WE ARE FACED WITH THE CRUEL REALITY OF THE FIRST TWELVE YEARS DETERMINING THE NEXT FIFTY!
Story Story (Story Come). Maria* had always struggled with low self-esteem and an unquenchable desire for validation. Despite being successful in her career and having supportive friends and family, Maria* couldn’t shake the negative thoughts about herself and life that constantly ran through her head. She felt like she wasn’t good enough and that she would never be able to achieve the happiness and fulfilment she desired. One day, Maria* decided that enough was enough. She was sick and tired of feeling stuck and tired of her own negative thought patterns and she was determined to exercise some pattern interrupt. Her search led her to the concept of the neglected, yet deeply powerful process called “REPARENTING yourself”
REPARENTING oneself is when an adult steps in and learns to care for and nurture themselves in a way that may be different from how they were cared for in their childhood. This can involve developing new behaviours and coping strategies, learning to set boundaries, and finding healthy ways to express and manage emotions. Such a proactive approach helps in HEALING OLD EMOTIONAL WOUNDS AND DEVELOPING A MORE POSITIVE AND NURTURING INNER VOICE; treating yourself with the same love, care, and understanding that a good parent would give to their child. Thou a challenging process, but it can also lead to increased self-esteem, better relationships, and a greater sense of personal agency.
And so Maria* decided to give reparenting herself a try and began to work on building a more positive inner dialogue. She started by acknowledging and accepting her feelings, rather than pushing them away or trying to ignore them. She also made a conscious effort to speak to herself with kindness and compassion, and to give herself credit for her accomplishments, no matter how small they may seem
IF YOU ARE INTERESTED IN REPARENTING YOURSELF, HERE ARE A FEW THINGS YOU CAN TRY!
i) IDENTIFY your needs: Take some time to think about what you need in order to feel nurtured and cared for. This might include things like regular self-care practices, healthy boundaries, and support from friends and loved ones
ii) PRACTISE SELF-COMPASSION: Be kind and understanding towards yourself, especially when you are facing challenges. Remember that everyone makes mistakes and it is okay to ask for help
iii) SEEK OUT SUPPORTIVE RELATIONSHIPS: Surround yourself with people who respect and support you. This might include friends, family members, or a therapist or coach
iv) LEARN HEALTHY COPING STRATEGIES: Find ways to manage your emotions and stress that are healthy and sustainable. This might include things like exercise, meditation, or journaling
v) SET BOUNDARIES: It is important to set limits with others and to protect your own time and energy.
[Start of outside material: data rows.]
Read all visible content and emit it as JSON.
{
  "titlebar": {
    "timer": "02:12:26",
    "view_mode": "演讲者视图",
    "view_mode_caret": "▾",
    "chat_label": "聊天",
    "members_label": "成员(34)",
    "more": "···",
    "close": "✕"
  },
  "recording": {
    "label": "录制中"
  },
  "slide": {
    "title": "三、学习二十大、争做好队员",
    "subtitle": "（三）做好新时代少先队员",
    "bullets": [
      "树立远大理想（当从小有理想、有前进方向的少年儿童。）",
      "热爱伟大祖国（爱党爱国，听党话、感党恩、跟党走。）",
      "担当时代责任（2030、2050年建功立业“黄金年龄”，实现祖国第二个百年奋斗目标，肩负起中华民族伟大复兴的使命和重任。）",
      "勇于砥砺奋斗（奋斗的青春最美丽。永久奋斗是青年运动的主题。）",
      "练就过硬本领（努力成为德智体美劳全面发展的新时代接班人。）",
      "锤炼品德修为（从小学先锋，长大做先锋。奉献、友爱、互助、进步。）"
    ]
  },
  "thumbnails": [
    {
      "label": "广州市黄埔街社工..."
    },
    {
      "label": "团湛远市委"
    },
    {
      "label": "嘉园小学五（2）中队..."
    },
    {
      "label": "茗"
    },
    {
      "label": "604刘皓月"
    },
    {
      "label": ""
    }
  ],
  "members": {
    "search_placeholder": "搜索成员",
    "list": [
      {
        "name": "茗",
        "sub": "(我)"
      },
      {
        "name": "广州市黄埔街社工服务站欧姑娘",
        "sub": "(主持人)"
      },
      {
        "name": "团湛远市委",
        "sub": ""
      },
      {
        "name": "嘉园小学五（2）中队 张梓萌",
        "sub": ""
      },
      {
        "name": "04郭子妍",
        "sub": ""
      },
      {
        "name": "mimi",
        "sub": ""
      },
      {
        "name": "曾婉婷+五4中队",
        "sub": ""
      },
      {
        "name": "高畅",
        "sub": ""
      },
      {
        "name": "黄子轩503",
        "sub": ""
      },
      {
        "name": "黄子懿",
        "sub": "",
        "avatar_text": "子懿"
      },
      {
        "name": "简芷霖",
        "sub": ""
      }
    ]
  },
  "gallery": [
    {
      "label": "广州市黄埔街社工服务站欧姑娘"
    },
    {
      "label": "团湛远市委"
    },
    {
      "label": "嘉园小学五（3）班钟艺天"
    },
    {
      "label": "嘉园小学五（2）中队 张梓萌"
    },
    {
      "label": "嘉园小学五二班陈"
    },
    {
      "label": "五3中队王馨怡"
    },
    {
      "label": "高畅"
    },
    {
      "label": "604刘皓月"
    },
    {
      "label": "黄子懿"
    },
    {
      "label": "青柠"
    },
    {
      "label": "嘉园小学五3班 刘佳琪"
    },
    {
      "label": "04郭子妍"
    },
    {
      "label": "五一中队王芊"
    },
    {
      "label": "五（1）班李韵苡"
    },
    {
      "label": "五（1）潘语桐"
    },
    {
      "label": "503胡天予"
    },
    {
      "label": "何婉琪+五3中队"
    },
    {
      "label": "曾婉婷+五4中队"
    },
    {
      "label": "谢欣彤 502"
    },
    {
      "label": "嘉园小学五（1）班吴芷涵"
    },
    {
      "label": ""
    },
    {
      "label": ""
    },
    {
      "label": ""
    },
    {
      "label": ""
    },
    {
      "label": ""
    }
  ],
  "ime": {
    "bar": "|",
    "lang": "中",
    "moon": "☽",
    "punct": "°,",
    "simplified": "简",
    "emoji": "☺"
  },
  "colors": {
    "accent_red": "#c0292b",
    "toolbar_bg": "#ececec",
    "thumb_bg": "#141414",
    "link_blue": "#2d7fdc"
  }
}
This can help you feel more in control of your life and relationships
NOTE: Reparenting oneself is a journey and it takes time. Be patient with yourself and focus on making small, incremental changes rather than trying to overhaul your entire approach to self-care at once.